xxxxxIt was around the year 1466 that Pachacuti Inca (illustrated) and his son joined forces in a powerful attack against the Chimu Kingdom in the north, the strongest and most advanced of their neighbours. The difficult terrain made an outright invasion impracticable, but they eventually attacked the kingdom on a number of fronts, along the coast and from the highlands inland. It is believed, too, that the Incas destroyed the irrigation system upon which the Chimu Indians depended and that this contributed to the kingdom's downfall. The territory was rapidly overrun and, following a brief but bitter battle, the capital city of Chan Chan was taken and sacked. Once in control, however, the Incas were able to absorb much of Chimu culture and to make ready use of the road and irrigation systems which served the territory.

xxxxxThe Inca Empire grew even larger under Topa Inca’s son, Huayna Capac. By the time of his death in 1527, the northern border had been extended as far as the River Ancasmayo in central Ecuador, but, as we shall see, a few years later in 1533 (H8) saw the arrival of the Spanish and the overthrow of this enormous and amazing state.

xxxxxIncidentally, Pachacuti Inca and his son Topa Inca are regarded by many military historians as amongst the greatest of the world's conquerors. Indeed, they have been likened in their achievement to Philip II of Macedonia and his son Alexander the Great. Pachacuti Inca is also remembered for his impressive redevelopment of Cuzco, and Topa Inca for his building of the Temple of the Sun. He built this on the Island of the Sun in Lake Titicaca to mark the legendary spot where Manco Capac and his sister Mama Ocllo, founders of the Inca dynasty, were sent to earth by the Sun god. (Although another legend holds that Manco Capac and his three brothers and four sisters emerged from a cave at Paqari-tampu, fifteen miles south of Cuzco!).
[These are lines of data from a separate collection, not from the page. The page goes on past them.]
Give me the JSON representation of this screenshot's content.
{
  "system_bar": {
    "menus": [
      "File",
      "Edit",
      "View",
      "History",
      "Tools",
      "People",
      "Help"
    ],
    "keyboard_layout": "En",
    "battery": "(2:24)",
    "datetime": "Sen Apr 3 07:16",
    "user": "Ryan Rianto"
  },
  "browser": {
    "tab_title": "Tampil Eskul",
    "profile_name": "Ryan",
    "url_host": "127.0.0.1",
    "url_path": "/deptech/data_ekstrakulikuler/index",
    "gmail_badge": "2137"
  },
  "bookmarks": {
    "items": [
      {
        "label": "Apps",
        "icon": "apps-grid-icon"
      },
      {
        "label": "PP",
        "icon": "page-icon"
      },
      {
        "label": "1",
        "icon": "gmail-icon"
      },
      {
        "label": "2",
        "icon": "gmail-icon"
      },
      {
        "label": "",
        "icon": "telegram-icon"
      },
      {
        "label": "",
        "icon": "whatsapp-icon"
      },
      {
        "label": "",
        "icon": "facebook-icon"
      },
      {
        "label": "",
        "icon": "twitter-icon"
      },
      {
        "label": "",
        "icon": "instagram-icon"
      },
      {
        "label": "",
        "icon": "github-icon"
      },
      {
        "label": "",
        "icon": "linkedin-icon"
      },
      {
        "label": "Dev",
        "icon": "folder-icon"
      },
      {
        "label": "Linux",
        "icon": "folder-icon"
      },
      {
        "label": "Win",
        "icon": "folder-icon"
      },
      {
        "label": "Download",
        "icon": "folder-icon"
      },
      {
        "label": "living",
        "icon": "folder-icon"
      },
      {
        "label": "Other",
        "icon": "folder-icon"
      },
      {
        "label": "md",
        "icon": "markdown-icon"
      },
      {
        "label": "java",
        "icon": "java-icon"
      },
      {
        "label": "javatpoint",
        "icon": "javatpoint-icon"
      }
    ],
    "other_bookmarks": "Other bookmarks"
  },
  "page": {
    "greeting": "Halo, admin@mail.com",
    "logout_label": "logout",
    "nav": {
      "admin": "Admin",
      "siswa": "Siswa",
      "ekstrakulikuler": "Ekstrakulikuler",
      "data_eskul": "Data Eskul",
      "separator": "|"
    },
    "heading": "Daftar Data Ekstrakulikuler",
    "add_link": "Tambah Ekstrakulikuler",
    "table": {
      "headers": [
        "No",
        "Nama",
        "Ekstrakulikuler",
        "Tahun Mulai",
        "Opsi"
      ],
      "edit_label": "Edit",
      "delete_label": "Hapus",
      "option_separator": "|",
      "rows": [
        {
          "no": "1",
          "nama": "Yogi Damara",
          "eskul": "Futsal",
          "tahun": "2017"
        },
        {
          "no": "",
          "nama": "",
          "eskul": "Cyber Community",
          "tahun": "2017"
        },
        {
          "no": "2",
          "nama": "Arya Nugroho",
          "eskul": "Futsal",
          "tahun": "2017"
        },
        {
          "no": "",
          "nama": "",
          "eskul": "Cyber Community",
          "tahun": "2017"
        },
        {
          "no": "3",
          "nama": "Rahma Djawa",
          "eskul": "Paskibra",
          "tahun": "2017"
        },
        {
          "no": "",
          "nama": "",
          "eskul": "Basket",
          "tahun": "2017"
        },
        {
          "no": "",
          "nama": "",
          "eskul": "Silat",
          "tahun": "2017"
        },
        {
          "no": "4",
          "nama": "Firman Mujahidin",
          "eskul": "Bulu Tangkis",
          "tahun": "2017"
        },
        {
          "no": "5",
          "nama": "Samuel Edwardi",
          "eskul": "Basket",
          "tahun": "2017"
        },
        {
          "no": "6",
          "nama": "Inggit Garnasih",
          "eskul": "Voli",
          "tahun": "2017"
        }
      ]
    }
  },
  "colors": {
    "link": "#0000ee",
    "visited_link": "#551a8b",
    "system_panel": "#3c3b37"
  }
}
Machu Picchu: date and photographer unknown. Map (South America): licensed under Creative Commons – en.wikipedia. org. Pachacuti: 18th century painting based on a 1615 engraving by the Spanish historian Antonio de Herrera (1559 -1625) – Brooklyn Museum of Art, New York.